### TASK INPUTS
◇ ◇ ◇ ◇

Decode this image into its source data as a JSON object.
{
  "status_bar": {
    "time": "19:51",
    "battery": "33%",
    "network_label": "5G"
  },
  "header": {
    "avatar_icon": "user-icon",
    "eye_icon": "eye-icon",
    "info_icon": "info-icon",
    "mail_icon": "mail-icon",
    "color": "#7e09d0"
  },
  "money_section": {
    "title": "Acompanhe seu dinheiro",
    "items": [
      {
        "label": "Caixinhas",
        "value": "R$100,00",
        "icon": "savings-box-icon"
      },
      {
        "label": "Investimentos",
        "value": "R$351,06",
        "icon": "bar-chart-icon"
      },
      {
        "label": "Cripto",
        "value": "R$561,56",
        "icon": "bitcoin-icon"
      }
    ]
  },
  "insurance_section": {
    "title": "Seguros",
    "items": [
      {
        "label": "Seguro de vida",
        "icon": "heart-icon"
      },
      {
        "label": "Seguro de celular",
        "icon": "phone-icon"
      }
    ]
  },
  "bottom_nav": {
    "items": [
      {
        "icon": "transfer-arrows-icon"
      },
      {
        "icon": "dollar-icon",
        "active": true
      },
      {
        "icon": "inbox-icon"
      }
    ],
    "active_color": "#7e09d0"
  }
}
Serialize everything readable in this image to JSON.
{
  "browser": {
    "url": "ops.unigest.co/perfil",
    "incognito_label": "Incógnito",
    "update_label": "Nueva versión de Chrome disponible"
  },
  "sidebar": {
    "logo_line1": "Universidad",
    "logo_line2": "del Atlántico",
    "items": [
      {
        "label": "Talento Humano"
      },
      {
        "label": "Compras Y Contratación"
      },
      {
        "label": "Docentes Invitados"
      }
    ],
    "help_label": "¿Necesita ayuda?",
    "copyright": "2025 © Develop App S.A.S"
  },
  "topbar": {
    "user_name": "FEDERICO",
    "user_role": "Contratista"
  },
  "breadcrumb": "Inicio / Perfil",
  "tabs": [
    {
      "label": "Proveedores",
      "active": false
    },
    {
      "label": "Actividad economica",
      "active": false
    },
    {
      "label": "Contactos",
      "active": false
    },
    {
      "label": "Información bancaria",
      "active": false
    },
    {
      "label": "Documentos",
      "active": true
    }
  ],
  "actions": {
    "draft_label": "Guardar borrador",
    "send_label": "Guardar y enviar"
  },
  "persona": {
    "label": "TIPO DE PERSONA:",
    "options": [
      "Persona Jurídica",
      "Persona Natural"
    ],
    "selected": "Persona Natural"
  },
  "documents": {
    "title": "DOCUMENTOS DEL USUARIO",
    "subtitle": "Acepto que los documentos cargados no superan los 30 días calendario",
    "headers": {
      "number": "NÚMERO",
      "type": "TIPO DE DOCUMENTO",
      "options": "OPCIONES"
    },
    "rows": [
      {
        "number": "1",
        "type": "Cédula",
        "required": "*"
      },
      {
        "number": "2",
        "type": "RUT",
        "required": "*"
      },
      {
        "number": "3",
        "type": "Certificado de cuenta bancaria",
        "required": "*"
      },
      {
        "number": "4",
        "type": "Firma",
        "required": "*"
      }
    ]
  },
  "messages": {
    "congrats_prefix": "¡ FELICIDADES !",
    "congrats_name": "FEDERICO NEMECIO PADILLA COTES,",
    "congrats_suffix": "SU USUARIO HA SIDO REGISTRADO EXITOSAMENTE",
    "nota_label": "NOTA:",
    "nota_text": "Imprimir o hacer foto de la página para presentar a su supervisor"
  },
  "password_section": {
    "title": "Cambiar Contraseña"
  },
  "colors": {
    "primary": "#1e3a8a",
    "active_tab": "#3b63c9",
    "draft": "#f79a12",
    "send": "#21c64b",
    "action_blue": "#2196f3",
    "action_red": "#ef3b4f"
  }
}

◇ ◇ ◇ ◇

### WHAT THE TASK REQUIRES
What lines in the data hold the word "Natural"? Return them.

### ANSWER BOX
      "Persona Natural"
    "selected": "Persona Natural"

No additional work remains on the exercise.